Turkish Foreign Minister visits Russia to discuss Syria

Turkish Foreign Minister Feridun Sinirlioglu visits Russian Federation to meet with his counterpart Sergey Lavrov to discuss Russian military buildup in Syria and Turkish Stream project

Photo by: AA
Photo by: AA

Turkish Foreign Minister Ferdiun Sinirlioglu speaks during joint press conference with Azerbaijani counterpart Elmar Memmedyarov in Baku on Sept. 16, 2015

Turkish Foreign Minister Feridun Sinirlioglu visits the Russian Federation for a meeting on Thursday with his counterpart Sergey Lavrov in order to discuss Russian military buildup in Syria and Turkish Stream project following his visit of Azerbaijan.

Foreign Ministry spokesman Tanju Bilgic indicated at a press conference on Tuesday that recent Syrian clashes and alleged Russian initiatives to establish a military base in the country will be the main topics of discussion during the planned meeting in the Russian Black Sea port city of Sochi on Sept. 17.
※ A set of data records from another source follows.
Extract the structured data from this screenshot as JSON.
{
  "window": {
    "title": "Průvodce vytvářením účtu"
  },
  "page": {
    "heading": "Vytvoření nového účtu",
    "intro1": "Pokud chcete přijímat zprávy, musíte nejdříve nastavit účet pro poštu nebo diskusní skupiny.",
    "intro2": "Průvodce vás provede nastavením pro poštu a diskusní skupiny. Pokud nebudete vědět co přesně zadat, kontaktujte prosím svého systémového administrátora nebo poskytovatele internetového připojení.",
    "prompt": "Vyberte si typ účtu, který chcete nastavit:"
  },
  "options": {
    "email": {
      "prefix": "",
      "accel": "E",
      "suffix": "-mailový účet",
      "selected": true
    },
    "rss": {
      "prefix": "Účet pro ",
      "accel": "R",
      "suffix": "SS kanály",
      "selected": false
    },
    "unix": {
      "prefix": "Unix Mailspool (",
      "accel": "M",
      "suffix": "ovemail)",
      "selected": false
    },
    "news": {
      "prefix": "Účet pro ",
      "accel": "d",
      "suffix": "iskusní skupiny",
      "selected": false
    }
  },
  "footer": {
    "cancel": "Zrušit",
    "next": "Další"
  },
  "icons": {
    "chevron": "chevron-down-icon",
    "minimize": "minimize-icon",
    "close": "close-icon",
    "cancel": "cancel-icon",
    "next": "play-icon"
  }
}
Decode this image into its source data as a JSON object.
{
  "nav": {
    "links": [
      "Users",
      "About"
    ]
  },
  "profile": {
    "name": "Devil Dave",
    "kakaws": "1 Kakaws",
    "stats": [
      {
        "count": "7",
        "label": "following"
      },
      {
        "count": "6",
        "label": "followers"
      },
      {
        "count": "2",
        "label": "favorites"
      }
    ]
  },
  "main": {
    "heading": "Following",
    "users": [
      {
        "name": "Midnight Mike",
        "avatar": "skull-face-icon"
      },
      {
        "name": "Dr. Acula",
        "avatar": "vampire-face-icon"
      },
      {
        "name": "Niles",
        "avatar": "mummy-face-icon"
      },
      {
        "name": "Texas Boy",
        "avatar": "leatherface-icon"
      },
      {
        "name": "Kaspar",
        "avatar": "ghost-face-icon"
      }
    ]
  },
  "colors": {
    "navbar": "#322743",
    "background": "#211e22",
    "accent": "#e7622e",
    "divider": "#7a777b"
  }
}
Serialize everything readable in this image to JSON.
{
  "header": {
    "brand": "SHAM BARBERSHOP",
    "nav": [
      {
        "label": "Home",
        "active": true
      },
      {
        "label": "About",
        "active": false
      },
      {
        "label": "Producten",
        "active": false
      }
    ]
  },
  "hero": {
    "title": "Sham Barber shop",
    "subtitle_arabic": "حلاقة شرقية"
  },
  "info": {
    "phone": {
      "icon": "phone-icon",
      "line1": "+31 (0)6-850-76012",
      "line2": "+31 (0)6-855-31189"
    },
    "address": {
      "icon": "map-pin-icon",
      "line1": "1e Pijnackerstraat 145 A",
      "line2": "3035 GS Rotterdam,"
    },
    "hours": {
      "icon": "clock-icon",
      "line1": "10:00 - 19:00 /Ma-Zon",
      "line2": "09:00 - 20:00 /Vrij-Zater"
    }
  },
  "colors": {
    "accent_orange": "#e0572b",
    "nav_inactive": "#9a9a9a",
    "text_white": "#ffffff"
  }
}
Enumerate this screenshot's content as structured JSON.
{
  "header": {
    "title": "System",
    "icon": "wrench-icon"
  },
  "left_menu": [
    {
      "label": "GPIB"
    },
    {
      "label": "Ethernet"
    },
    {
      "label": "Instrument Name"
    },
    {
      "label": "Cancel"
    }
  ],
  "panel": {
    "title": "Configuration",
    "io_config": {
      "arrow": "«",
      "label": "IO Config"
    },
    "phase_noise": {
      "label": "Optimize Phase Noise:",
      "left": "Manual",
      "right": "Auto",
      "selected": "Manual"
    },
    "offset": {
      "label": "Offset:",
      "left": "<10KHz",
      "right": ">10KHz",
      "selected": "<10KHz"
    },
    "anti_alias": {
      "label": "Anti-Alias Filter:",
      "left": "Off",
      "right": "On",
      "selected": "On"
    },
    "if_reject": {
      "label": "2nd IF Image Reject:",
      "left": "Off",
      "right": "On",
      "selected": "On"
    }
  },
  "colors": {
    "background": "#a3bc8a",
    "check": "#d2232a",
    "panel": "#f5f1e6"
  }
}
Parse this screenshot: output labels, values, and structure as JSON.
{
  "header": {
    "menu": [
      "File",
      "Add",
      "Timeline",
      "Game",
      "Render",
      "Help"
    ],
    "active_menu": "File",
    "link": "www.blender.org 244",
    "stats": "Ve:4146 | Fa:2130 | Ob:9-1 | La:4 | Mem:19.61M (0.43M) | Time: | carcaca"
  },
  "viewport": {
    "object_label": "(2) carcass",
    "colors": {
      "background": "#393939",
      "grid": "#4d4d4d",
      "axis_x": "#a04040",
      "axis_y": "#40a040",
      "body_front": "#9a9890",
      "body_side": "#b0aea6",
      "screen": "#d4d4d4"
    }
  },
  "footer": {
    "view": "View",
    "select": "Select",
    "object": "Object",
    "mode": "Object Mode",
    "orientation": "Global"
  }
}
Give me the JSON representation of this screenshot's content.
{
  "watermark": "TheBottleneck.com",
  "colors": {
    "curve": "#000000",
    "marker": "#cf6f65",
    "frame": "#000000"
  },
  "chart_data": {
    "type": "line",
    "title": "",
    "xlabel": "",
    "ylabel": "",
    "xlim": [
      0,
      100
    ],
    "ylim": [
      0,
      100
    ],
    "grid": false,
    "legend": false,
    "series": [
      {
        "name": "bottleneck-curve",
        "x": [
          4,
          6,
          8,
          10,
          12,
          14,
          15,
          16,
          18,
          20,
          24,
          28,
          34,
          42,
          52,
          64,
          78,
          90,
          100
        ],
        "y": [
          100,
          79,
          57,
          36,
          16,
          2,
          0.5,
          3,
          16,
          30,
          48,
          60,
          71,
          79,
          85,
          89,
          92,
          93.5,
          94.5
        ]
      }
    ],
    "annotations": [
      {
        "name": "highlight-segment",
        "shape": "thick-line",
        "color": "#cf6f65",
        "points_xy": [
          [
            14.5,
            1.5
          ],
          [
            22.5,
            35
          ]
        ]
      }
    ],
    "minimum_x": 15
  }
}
There have recently been reports on tightening of relations between Russia and the Assad regime which have recently been criticised by Turkish President Recep Tayyip Erdogan.

Turkey has consistently defended to oust the Assad regime and backed opposition groups while Russia has supported the regime since the beginning of the conflict.

Russian forces are working to extend an airstrip near a military airport in Latakia province which is a stronghold of Syrian Regime leader Bashar al Assad, the Britain-based Syrian Observatory for Human Rights said on Sunday.

Latakia is a strategic Mediterranean port city of Syria.

The Observatory said, “Russian forces are building a long runway capable of accommodating large aircraft near the Hemeimeem military airport in Latakia province,” adding many Russian workers and military advisers had been brought to the region.

The Hemeimeem airport is both a military base and the second most important government-controlled airport after Damascus airport. 

Turkish President called attention to the fact that “Some countries have still been sending aircrafts,” to the Syrian regime implicating particularly Russia though the main cause of the Syrian conflict is clearly the brutal conduct of the regime in the country at the expense of the people. 

“Two million people have not come to Russia, but they have come to Turkey. We have spent about 6.5 billion dollars for [refugee crisis] until now,” Erdogan stated on Wednesday.  

Although Turkey and Russia have substantially disagreed on Syrian politics, they have had a good relationship in terms of the energy sector until recently. That relationship also seems to be in danger following the Russian state-controlled natural gas company Gazprom’s latest announcement about pausing Turkish Stream pipeline project.

Gazprom deputy chairman Alexander Medvedev announced on Monday that Turkish Stream pipeline project will not be implemented by the end of 2016 as it has previously been planned because of continuing disagreements between Turkey and Russia.

Sinirlioglu will also discuss issues surrounding the delay of the pipeline project with Lavrov. 

Russian Energy Minister Alexander Novak previously disclosed that Turkey and Russia will sign a formal agreement concerning Turkish Stream at the end of June after President  Erdogan discussed the project privately with Russian President Vladimir Putin on June 13 in Azerbaijan’s capital during Baku’s 2015 European Games.

Turkish Energy Ministry Deputy Undersecretary Sefa Sadik Aytekin described the current state of the countries regarding the agreement last week as “mutual distrust.” He said, “Turkey has taken a serious risk,” by partnering with Russia for the Turkish Stream on contrary of the political realities.

However, “Russia has adequately not understood the risk Turkey has taken and lost a considerable time,” he added.   

He also pointed out the fact that the name of the project has been put out by Russia. "It does not matter whether its name is ‘Turkish Stream’ or not, but “the results should be the Turkish Stream,” he emphasized.

TRTWorld and agencies